Responding to many of these concerns, the Chicago City Council repealed the ban on May 14, 2008. Still, the ban has remained a subject of public fascination and debate because the true nerve of this controversy settles not necessarily on the birds that are force-fed, but on the question of whether it is legal and appropriate for the government to control what the public eats. Alderman Moore argued that despite the criticism he received for sponsoring the ban, the ban was an important expression of compassion for all living beings, and particularly appropriate because of the excessive cruelty involved in the production of foie gras. Moore also revealed that Mayor Daley used the controversial foie gras ban to criticize the Chicago City Council due to an unrelated political struggle between the Mayor and the Council. Moore believed that this power struggle played a significant part in the ban’s repeal.
Professor Nahmod discussed the history and purposes of the Commerce Clause and the judicially created dormant Commerce Clause jurisprudence. Nahmod also reviewed the IL. Rest. v. City of Chicago decision, which concluded that a ban on the sale of foie gras in restaurants by the City of Chicago did not violate the federal Commerce Clause. Author and Tribune reporter Caro discussed how his reporting of a feud between two Chicago Chefs, in which one threatened to eat the others’ liver, helped start the foie gras debate in Chicago. Caro also discussed his upcoming book, Foie Gras Wars, and his extensive research and reporting as the controversy unfolded. Caro noted how there is significant disagreement about many of the basic questions involved in the debate, such as disagreement over a duck’s anatomy and to what extent force-feeding causes pain. After visiting foie gras farms and watching the force-feeding process, Caro said it was still difficult to form a judgment about whether force-feeding was cruel. While the panel did not arrive at a conclusion about the controversy, the discussion among the panelists raised awareness for the very important issues implicated by one of the largest cities in the United States banning one of the world’s oldest food products.
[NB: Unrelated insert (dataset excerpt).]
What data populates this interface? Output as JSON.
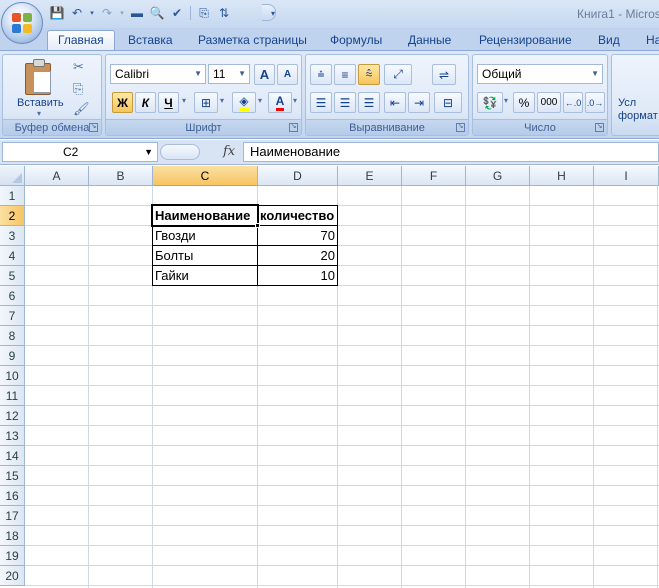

The event was organized by Chicago-Kent Student Animal Legal Defense Fund Co-President Josh Grant and co-sponsored by the Chicago-Kent chapters of the American Constitution Society and the Environmental Law Society. The Chicago Tribune and the Chicago Reader provided promotional media coverage of the panel. The panel was part of the Chicago-Kent SALDF’s efforts to promote the open discussion of all legal issues related to animals and to raise awareness about ways to improve the treatment of animals in our society. The Chicago-Kent chapter of SALDF was founded by Ryan Donaldson and Heather Owen over two years ago and has enjoyed tremendous success with other animal law related events such as the D.A.W.G. court advocacy program, sponsorship of the One Tail at a Time rescue program, and a semesterly Adoption Day.